In the early years of the Second World War, December 1941, the Moroccan coastal city of Casablanca brings folks from all around the globe, especially Nazi-occupied Europe. Many are currently attempting to move out of Europe; a few are simply attempting to make a dollar.
Ugarte (Peter Lorre) comes to Rick’s with letters of transportation system he got by killing two German couriers. The documents enable the bearer to travel around German-controlled Europe, including Portugal, to neutral Lisbon; from Lisbon, it is not too hard to get to America. They may be virtually priceless to the refugees. Ugarte intends to make his fortune by selling them to the highest bidder, who’s due to arrive at the club after that night. Yet, before the exchange may take place, Ugarte is detained by law enforcement under the command of Captain Louis Renault (Claude Rains). Renault, a tainted Vichy official suits the Nazis.
Subsequently the reason for Rick’s cynicism reenters his life. Laszlo is a well-known Czech Resistance leader who has escaped from a Nazi concentration camp. At the time Ilsa fell in love with Rick in Paris and met, she considered her husband was killed. When she found he was living, she returned leaving Rick feeling betrayed and left Rick suddenly. After the nightclub closes, Ilsa returns to try and describe, but Rick is drunk and bitterly won’t listen.
The renowned line “Play it again, Sam,” which refers to the tune, does not really appear in the film — Ilsa says “Play it, Sam,” and afterwards, Rick orders “Play it!” Rick reminisces about his relationship with Ilsa in Paris while Sam plays the tune. Though she looks happy to be with Rick, her disposition near the ending of the time is careful because she’s learned her husband may alive. When the Nazis start to close in on Paris, she receives word that Victor is truly not dead in another part of Europe. Rick and she were intending to take a train to escape the assault of the German Army; yet, on the stage a handwritten letter is received by Rick . She writes that she can not describe why she is leaving him but he is loved by her. Sam and Rick leave without her.

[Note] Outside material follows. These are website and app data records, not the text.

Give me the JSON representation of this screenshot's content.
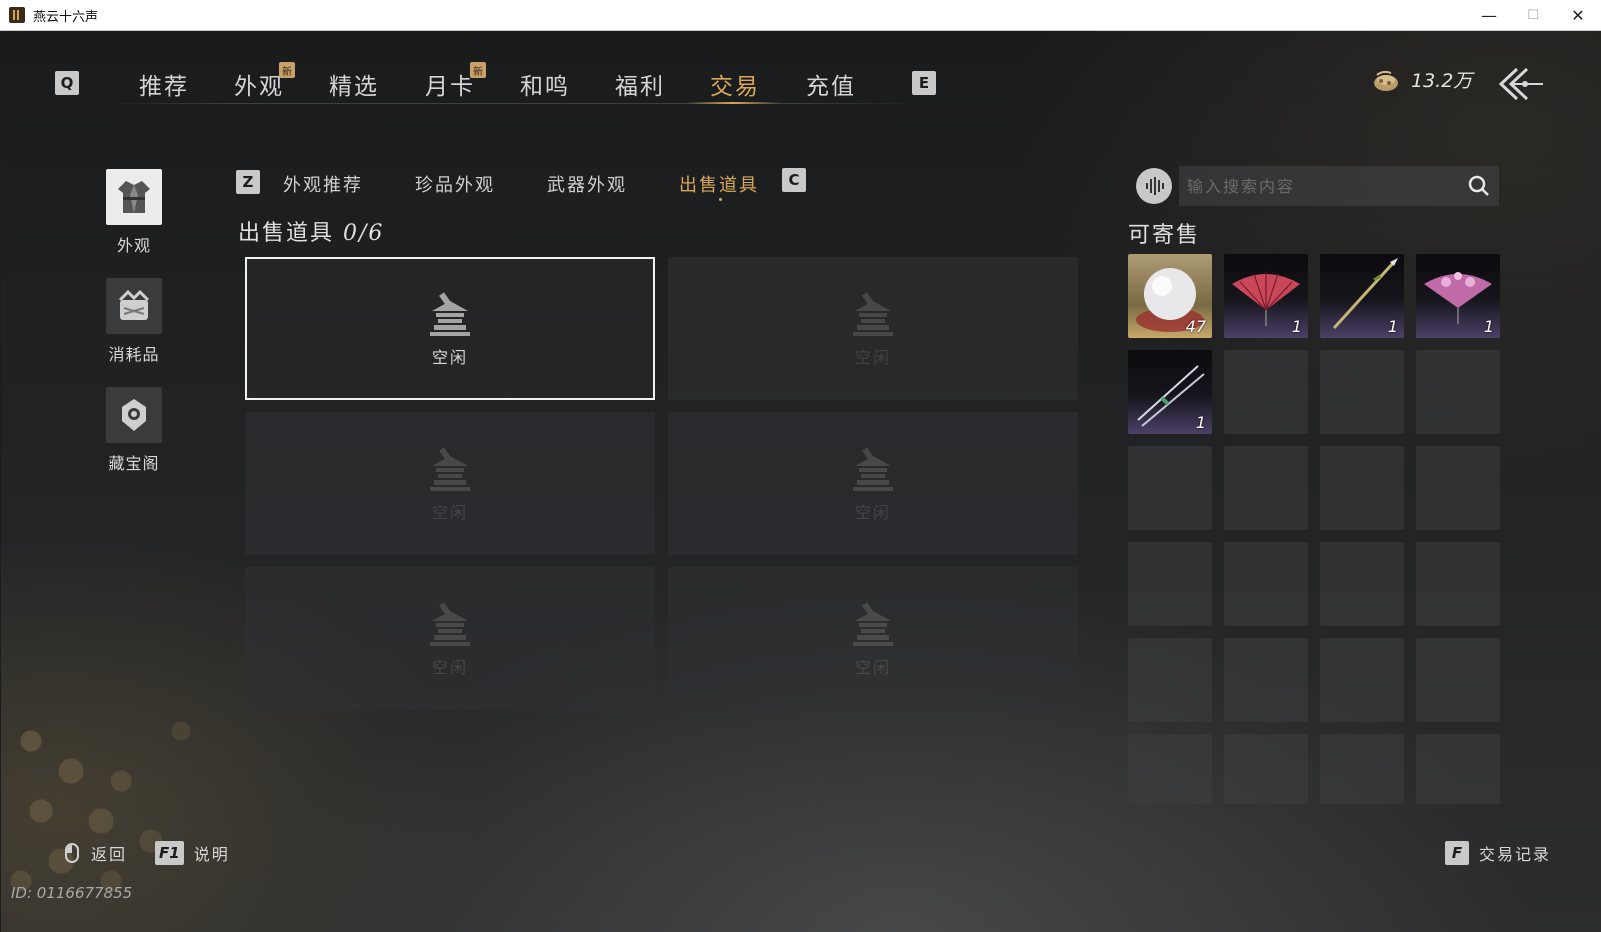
{
  "window": {
    "title": "燕云十六声",
    "minimize": "—",
    "maximize": "☐",
    "close": "✕"
  },
  "topnav": {
    "prev_key": "Q",
    "next_key": "E",
    "tabs": [
      {
        "label": "推荐",
        "new": false
      },
      {
        "label": "外观",
        "new": true
      },
      {
        "label": "精选",
        "new": false
      },
      {
        "label": "月卡",
        "new": true
      },
      {
        "label": "和鸣",
        "new": false
      },
      {
        "label": "福利",
        "new": false
      },
      {
        "label": "交易",
        "new": false,
        "active": true
      },
      {
        "label": "充值",
        "new": false
      }
    ],
    "new_badge": "新",
    "currency_value": "13.2万",
    "accent_color": "#d8a85a"
  },
  "sidebar": {
    "items": [
      {
        "label": "外观",
        "icon": "robe-icon",
        "active": true
      },
      {
        "label": "消耗品",
        "icon": "bundle-icon",
        "active": false
      },
      {
        "label": "藏宝阁",
        "icon": "treasure-icon",
        "active": false
      }
    ]
  },
  "subtabs": {
    "prev_key": "Z",
    "next_key": "C",
    "items": [
      "外观推荐",
      "珍品外观",
      "武器外观",
      "出售道具"
    ],
    "active_index": 3
  },
  "sell": {
    "title": "出售道具",
    "count": "0/6",
    "slot_label": "空闲",
    "slots": 6,
    "selected_index": 0
  },
  "inventory": {
    "search_placeholder": "输入搜索内容",
    "title": "可寄售",
    "items": [
      {
        "icon": "pearl-icon",
        "qty": "47"
      },
      {
        "icon": "red-fan-icon",
        "qty": "1"
      },
      {
        "icon": "spear-icon",
        "qty": "1"
      },
      {
        "icon": "pink-fan-icon",
        "qty": "1"
      },
      {
        "icon": "twin-blades-icon",
        "qty": "1"
      }
    ],
    "total_cells": 24
  },
  "footer": {
    "back_label": "返回",
    "help_key": "F1",
    "help_label": "说明",
    "history_key": "F",
    "history_label": "交易记录",
    "uid": "ID: 0116677855"
  }
}
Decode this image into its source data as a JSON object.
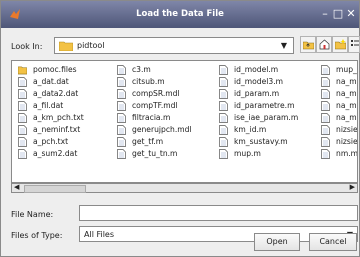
{
  "window": {
    "title": "Load the Data File",
    "min": "–",
    "max": "□",
    "close": "✕"
  },
  "lookin": {
    "label": "Look In:",
    "value": "pidtool"
  },
  "files": {
    "col1": [
      "pomoc.files",
      "a_dat.dat",
      "a_data2.dat",
      "a_fil.dat",
      "a_km_pch.txt",
      "a_neminf.txt",
      "a_pch.txt",
      "a_sum2.dat"
    ],
    "col2": [
      "c3.m",
      "citsub.m",
      "compSR.mdl",
      "compTF.mdl",
      "filtracia.m",
      "generujpch.mdl",
      "get_tf.m",
      "get_tu_tn.m"
    ],
    "col3": [
      "id_model.m",
      "id_model3.m",
      "id_param.m",
      "id_parametre.m",
      "ise_iae_param.m",
      "km_id.m",
      "km_sustavy.m",
      "mup.m"
    ],
    "col4": [
      "mup_i",
      "na_mc",
      "na_mc",
      "na_mc",
      "na_mc",
      "nizsie",
      "nizsie",
      "nm.m"
    ]
  },
  "filename": {
    "label": "File Name:",
    "value": ""
  },
  "filetype": {
    "label": "Files of Type:",
    "value": "All Files"
  },
  "buttons": {
    "open": "Open",
    "cancel": "Cancel"
  }
}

Another night, Laszlo and he, supposing that Rick has the letters, speak in private about getting them. Laszlo begins singing, alone in the beginning, then long-suppressed patriotic fervor holds everyone and the bunch joins in, drowning the Germans out. In retaliation, Strasser orders Renault to shut the nightclub.
Ilsa faces Rick in the abandoned cafe after that night. He won’t give the records to her, even when threatened with a firearm. She’s not able to shoot, admitting that he is still loved by her. Rick determines to help Laszlo, leading her to consider that she is going to stay behind when Laszlo leaves.
Laszlo is jailed on a charge that was minor. Rick convinces Laszlo, guaranteeing to set him up for a considerably more serious crime: possession of the letters of passage to be released by Renault. Yet, Rick double crosses Renault, compelling him to help in the getaway. At the last minute, Rick makes Ilsa get on the plane to Lisbon with her husband, telling her that she’d regret it if she remained: “Perhaps not today. Perhaps not tomorrow, but soon and for the remainder of your life.”
Rick shoots him when he attempts to intercede, although major Strasser drives up, tipped off by Renault. Then he urges that they both leave at Casablanca. Renault, proposing they join the Opposition, walks into the fog with Rick who says “Louis, I believe this can be the start of a lovely friendship.”
Here’s Looking At You, Kid…